St. Louis Mercantile Library Prize

Funded by the St. Louis Mercantile Library at the University of Missouri, St. Louis, this prize encourages scholarship in the bibliography of American history and literature. Awarded every three years, the prize brings a cash award of $2,000 and a year’s membership in the Society.

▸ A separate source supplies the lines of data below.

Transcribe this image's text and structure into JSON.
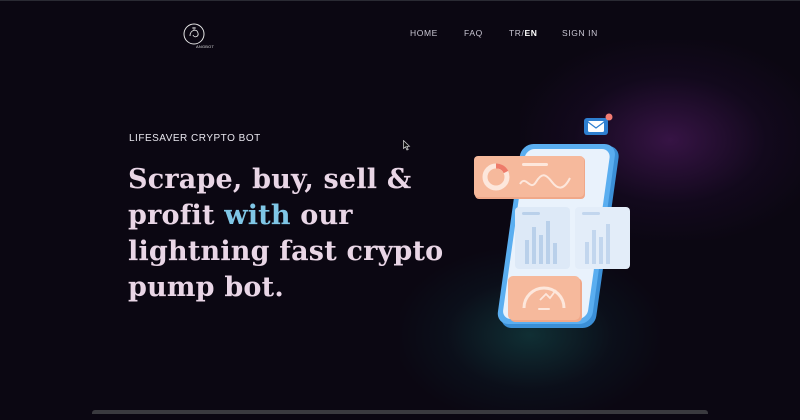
{
  "header": {
    "logo_text": "ANGBOT"
  },
  "nav": {
    "home": "HOME",
    "faq": "FAQ",
    "lang_tr": "TR/",
    "lang_en": "EN",
    "signin": "SIGN IN"
  },
  "hero": {
    "eyebrow": "LIFESAVER CRYPTO BOT",
    "headline_part1": "Scrape, buy, sell & profit ",
    "headline_highlight": "with",
    "headline_part2": " our lightning fast crypto pump bot."
  },
  "colors": {
    "background": "#0b0712",
    "headline": "#e9d6e6",
    "highlight": "#7fc6e6",
    "card_orange": "#f4b89a",
    "card_blue": "#dbe8f7",
    "phone_blue": "#4aa7e6"
  },
  "icons": [
    "logo-icon",
    "mail-icon",
    "cursor-icon",
    "donut-chart-icon",
    "bar-chart-icon",
    "gauge-icon"
  ]
}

Submissions for the Mercantile Library Prize should concentrate on some aspect of American history and culture in territories that now comprise the United States, or on literature by American authors, or literature intended for publication in territories that now comprise the United States. They should involve research in bibliography and printing history broadly conceived and focus on the book (the physical object) as historical evidence for studying topics such as the history of book production, publication, distribution, collecting, or reading. Studies of the printing, publishing, and allied trades, as these relate to American history and literature, are also welcome.

New Scholars Program

The Bibliographical Society of America’s New Scholars Program promotes the work of scholars new to bibliography, broadly defined to include the creation, production, publication, distribution, reception, transmission, and subsequent history of all textual artifacts. This includes manuscript, print, and digital media, from clay and stone to laptops and iPads.

The New Scholars Award is $1,000, with a $500 travel stipend. Three awards are made each year as part of a two-pronged program:

  1. New Scholars present fifteen-minute talks on their current, unpublished bibliographical research during the program preceding a program preceding the Society’s Annual Meeting, held each January. The 2022 Annual Meeting will be held in New York on January 28, 2022.
  2. Expanded versions of New Scholars’ papers are submitted to the editor of The Papers of the Bibliographical Society of America (PBSA) for publication, subject to peer review.